▶ **WORK INSTRUCTIONS**
Here are the records. Print them all exactly.

▶ **PROVIDED INFORMATION**
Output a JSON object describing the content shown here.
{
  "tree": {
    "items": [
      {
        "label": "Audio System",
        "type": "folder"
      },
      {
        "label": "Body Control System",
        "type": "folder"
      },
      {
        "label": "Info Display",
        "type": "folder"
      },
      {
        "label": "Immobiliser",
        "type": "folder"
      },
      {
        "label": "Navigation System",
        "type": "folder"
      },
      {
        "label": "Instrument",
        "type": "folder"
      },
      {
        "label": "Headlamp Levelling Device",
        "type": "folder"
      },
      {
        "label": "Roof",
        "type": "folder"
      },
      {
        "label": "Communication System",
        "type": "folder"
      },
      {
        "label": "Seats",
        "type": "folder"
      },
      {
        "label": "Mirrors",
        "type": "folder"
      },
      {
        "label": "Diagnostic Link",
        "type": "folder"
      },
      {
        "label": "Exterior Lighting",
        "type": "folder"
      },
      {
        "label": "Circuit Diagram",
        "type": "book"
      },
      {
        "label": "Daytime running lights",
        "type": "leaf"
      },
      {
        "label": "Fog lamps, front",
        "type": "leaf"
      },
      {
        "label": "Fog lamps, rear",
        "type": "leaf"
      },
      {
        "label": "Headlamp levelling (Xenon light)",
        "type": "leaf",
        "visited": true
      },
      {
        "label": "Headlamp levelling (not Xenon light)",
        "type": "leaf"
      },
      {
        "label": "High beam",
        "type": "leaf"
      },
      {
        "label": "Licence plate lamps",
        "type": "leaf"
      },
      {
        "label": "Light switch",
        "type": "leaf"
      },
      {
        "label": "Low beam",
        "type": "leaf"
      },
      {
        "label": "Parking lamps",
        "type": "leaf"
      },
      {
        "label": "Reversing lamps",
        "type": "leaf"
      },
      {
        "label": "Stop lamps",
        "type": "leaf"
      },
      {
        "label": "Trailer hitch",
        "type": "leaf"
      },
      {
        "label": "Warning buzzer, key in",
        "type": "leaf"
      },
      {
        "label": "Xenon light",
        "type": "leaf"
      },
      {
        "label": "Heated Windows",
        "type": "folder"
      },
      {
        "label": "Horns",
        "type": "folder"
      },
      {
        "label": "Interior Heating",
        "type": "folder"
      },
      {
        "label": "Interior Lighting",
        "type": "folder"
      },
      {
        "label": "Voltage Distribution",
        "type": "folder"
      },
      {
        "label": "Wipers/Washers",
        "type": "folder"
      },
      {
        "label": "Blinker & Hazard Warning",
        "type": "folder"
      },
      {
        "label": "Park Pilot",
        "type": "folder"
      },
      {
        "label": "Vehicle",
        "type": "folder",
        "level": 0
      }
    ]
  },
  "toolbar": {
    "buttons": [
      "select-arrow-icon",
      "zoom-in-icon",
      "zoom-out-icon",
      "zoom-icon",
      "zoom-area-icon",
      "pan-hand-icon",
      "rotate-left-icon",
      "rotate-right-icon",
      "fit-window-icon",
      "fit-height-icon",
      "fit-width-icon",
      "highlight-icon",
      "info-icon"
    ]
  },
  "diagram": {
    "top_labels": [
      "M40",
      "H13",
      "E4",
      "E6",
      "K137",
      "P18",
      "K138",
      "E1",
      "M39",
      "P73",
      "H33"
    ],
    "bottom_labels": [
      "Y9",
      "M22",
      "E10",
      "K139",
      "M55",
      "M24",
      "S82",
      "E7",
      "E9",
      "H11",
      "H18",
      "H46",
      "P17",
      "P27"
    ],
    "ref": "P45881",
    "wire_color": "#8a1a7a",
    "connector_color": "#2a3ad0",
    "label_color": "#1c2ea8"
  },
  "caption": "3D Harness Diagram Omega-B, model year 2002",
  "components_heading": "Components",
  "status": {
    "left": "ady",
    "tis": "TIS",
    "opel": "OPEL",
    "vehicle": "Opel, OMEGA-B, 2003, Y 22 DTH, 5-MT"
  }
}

▶ **ANSWER AREA**
Output a JSON object describing the content shown here.
{
  "tree": {
    "items": [
      {
        "label": "Audio System",
        "type": "folder"
      },
      {
        "label": "Body Control System",
        "type": "folder"
      },
      {
        "label": "Info Display",
        "type": "folder"
      },
      {
        "label": "Immobiliser",
        "type": "folder"
      },
      {
        "label": "Navigation System",
        "type": "folder"
      },
      {
        "label": "Instrument",
        "type": "folder"
      },
      {
        "label": "Headlamp Levelling Device",
        "type": "folder"
      },
      {
        "label": "Roof",
        "type": "folder"
      },
      {
        "label": "Communication System",
        "type": "folder"
      },
      {
        "label": "Seats",
        "type": "folder"
      },
      {
        "label": "Mirrors",
        "type": "folder"
      },
      {
        "label": "Diagnostic Link",
        "type": "folder"
      },
      {
        "label": "Exterior Lighting",
        "type": "folder"
      },
      {
        "label": "Circuit Diagram",
        "type": "book"
      },
      {
        "label": "Daytime running lights",
        "type": "leaf"
      },
      {
        "label": "Fog lamps, front",
        "type": "leaf"
      },
      {
        "label": "Fog lamps, rear",
        "type": "leaf"
      },
      {
        "label": "Headlamp levelling (Xenon light)",
        "type": "leaf",
        "visited": true
      },
      {
        "label": "Headlamp levelling (not Xenon light)",
        "type": "leaf"
      },
      {
        "label": "High beam",
        "type": "leaf"
      },
      {
        "label": "Licence plate lamps",
        "type": "leaf"
      },
      {
        "label": "Light switch",
        "type": "leaf"
      },
      {
        "label": "Low beam",
        "type": "leaf"
      },
      {
        "label": "Parking lamps",
        "type": "leaf"
      },
      {
        "label": "Reversing lamps",
        "type": "leaf"
      },
      {
        "label": "Stop lamps",
        "type": "leaf"
      },
      {
        "label": "Trailer hitch",
        "type": "leaf"
      },
      {
        "label": "Warning buzzer, key in",
        "type": "leaf"
      },
      {
        "label": "Xenon light",
        "type": "leaf"
      },
      {
        "label": "Heated Windows",
        "type": "folder"
      },
      {
        "label": "Horns",
        "type": "folder"
      },
      {
        "label": "Interior Heating",
        "type": "folder"
      },
      {
        "label": "Interior Lighting",
        "type": "folder"
      },
      {
        "label": "Voltage Distribution",
        "type": "folder"
      },
      {
        "label": "Wipers/Washers",
        "type": "folder"
      },
      {
        "label": "Blinker & Hazard Warning",
        "type": "folder"
      },
      {
        "label": "Park Pilot",
        "type": "folder"
      },
      {
        "label": "Vehicle",
        "type": "folder",
        "level": 0
      }
    ]
  },
  "toolbar": {
    "buttons": [
      "select-arrow-icon",
      "zoom-in-icon",
      "zoom-out-icon",
      "zoom-icon",
      "zoom-area-icon",
      "pan-hand-icon",
      "rotate-left-icon",
      "rotate-right-icon",
      "fit-window-icon",
      "fit-height-icon",
      "fit-width-icon",
      "highlight-icon",
      "info-icon"
    ]
  },
  "diagram": {
    "top_labels": [
      "M40",
      "H13",
      "E4",
      "E6",
      "K137",
      "P18",
      "K138",
      "E1",
      "M39",
      "P73",
      "H33"
    ],
    "bottom_labels": [
      "Y9",
      "M22",
      "E10",
      "K139",
      "M55",
      "M24",
      "S82",
      "E7",
      "E9",
      "H11",
      "H18",
      "H46",
      "P17",
      "P27"
    ],
    "ref": "P45881",
    "wire_color": "#8a1a7a",
    "connector_color": "#2a3ad0",
    "label_color": "#1c2ea8"
  },
  "caption": "3D Harness Diagram Omega-B, model year 2002",
  "components_heading": "Components",
  "status": {
    "left": "ady",
    "tis": "TIS",
    "opel": "OPEL",
    "vehicle": "Opel, OMEGA-B, 2003, Y 22 DTH, 5-MT"
  }
}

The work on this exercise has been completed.